  50. This moment never happened.
  51. 150 image s 150 image s British troops Iraqi civilians
  52. ze ro .
  53. manipulation = bad manipulation = good
  54. Fire d.
  55. “After a long day, I put my altered image ahead of the integrity of the newspaper and the integrity of my craft. These other photographers are there [in Iraq] risking their lives and I’ve just tarnished their reputation.” ~Brian Walski
  56. images can be easily altered manipulation can change meaning images aren’t “objective” credibility and integrity of image-maker fine line of manipulation demand for dramatic images
  57. digital information.
  58. Image: orphanjones ( - cc)
  59. Image: Holger Zscheyge ( - cc)
  60. “There were clear cut and dried areas [of photography]. And now, we no longer have this metal formed by light, we have liquid pixels, we have controlled liquid photos...This is the major revolution.” ~Sheila Reaves
  61. liquidity. anonymity.
  62. Lonelygirl15 (Bree) Images: (c) Peter Yang (
  63. Bree does Lonelygirl15 not exist. is fiction. Images: (c) Peter Yang (
  64. pe ople didn’ t care .
  65. true e nough.
  66. Falling Action “If you can imagine it, you can image it”

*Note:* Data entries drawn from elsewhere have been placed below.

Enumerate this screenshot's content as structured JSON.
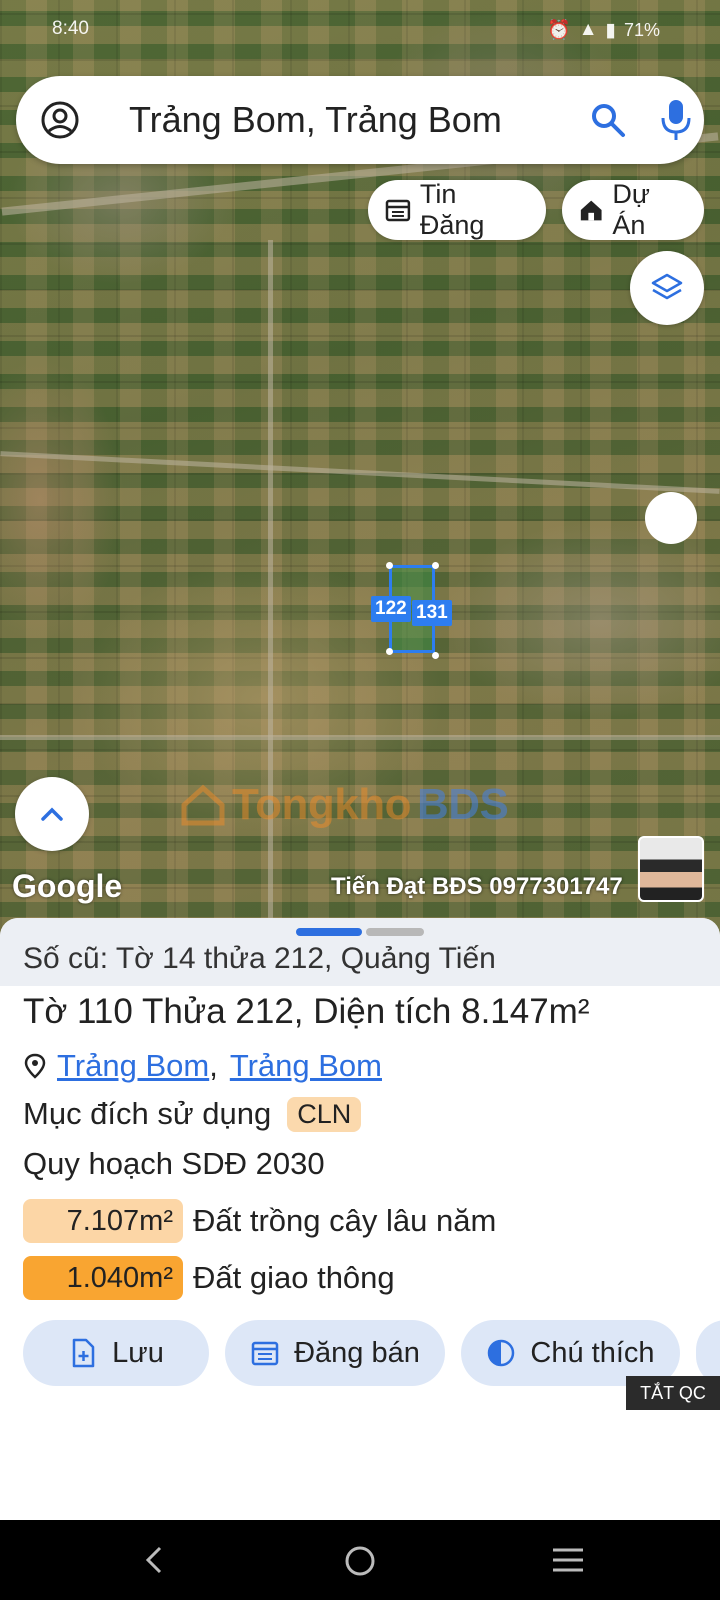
{
  "status_bar": {
    "time": "8:40",
    "battery": "71%"
  },
  "search": {
    "text": "Trảng Bom, Trảng Bom"
  },
  "chips": {
    "tin_dang": "Tin Đăng",
    "du_an": "Dự Án"
  },
  "map": {
    "parcel_labels": [
      "122",
      "131"
    ],
    "watermark_text": "Tongkho",
    "watermark_text_2": "BDS",
    "google_logo": "Google",
    "agent_name": "Tiến Đạt BĐS 0977301747"
  },
  "sheet": {
    "old_info": "Số cũ: Tờ 14 thửa 212, Quảng Tiến",
    "title": "Tờ 110 Thửa 212, Diện tích 8.147m²",
    "location": {
      "district": "Trảng Bom",
      "separator": ",",
      "town": "Trảng Bom"
    },
    "purpose_label": "Mục đích sử dụng",
    "purpose_code": "CLN",
    "planning": "Quy hoạch SDĐ 2030",
    "areas": [
      {
        "value": "7.107m²",
        "label": "Đất trồng cây lâu năm",
        "color": "#fcd6a6"
      },
      {
        "value": "1.040m²",
        "label": "Đất giao thông",
        "color": "#f9a531"
      }
    ],
    "actions": {
      "save": "Lưu",
      "post_sale": "Đăng bán",
      "legend": "Chú thích"
    },
    "ad_off": "TẮT QC"
  },
  "colors": {
    "accent": "#2d6fe0",
    "parcel": "#2d7df0",
    "button_bg": "#dde7f7"
  }
}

  67. what should we do ?
  68. Remember: 1) things are not always as they appear 2) content and context 3) visual culture is in its infancy
  69. Remember: 1) things are not always as they appear 2) content and context 3) visual culture is in its infancy
  70. Remember: 1) things are not always as they appear 2) content and context 3) visual culture is in its infancy
  71. Remember: 1) things are not always as they appear 2) content and context 3) visual culture is in its infancy
  72. Book “innovations” Image innovations ? quotation marks table of contents index (cross-referencing) page numbers footnotes citations
  73. Re solution “Learning a new language”
  74. Media literacy mass media Digital literacy information technology Screen literacy display technology Visual literacy visual stimuli
  75. Media literacy Digital literacy Information Screen literacy Visual literacy L racy ite
  76. identify access evaluate apply ethics Images: jsleepr; Dplanet::; incurable_hippie; Divine Harvester (tm); Francois @ ( - cc)
  77. Dé noue me nt/ Discussion “Where do we go from here?”
  78. librarians .
  79. Image: (c) M.J. D’Elia
  80. Thank you. mjdelia.wordpress. M.J. D’Elia ca
  81. Image List Images in this presentation are used under Creative Commons licenses (unless otherwise noted). Most images can be found on under the user names below: tpmartins margolove Shermeee andercismo prallin pineapplebun ElStruthio paulbence_photography John Fravel gonzales2010 Melissa Maples Anirudh-Koul IceSabre found_drama Brian Walski x 3 (c) marttj foxypar4 orphanjones mightymightymatze simplerich Holger Zscheyge Andrew Goodwin (c) nep Peter Young x 2 (c) Incendiarymind dotbenjamin jsleepr ckaroll sean_dreilinger Dplanet:: N.J. Lee M.J. D’Elia x 4 (c) incurable_hippie (c)athrine Thomas Hawk Divine Harvester (tm) Steve Rhodes Ed Yourdon Francois @ M.J. D’Elia (c)
  82. Se le cte d Re fe re nce s Screen Literacy Kelly, K. (2008, Nov 28). Becoming Screen Literate. Ne w Y ork Time s Mag az ine . Visual Literacy Bleed, R. (2005, Aug). Visual Literacy in Higher Education. Educaus e Le arning Initiativ e . Image Manipulation Brower, K. (1998, May). Photography in the Age of Falsification. Atlantic Monthly . The Case of Brian Walski Irby, K. (2003). L.A. Times Photographer fired over altered image. Poy nte rOnline . The Case of Lonelygirl15 Davis, J. (2006, Dec). The Secret World of Lonelygirl. W ire d, 14(12).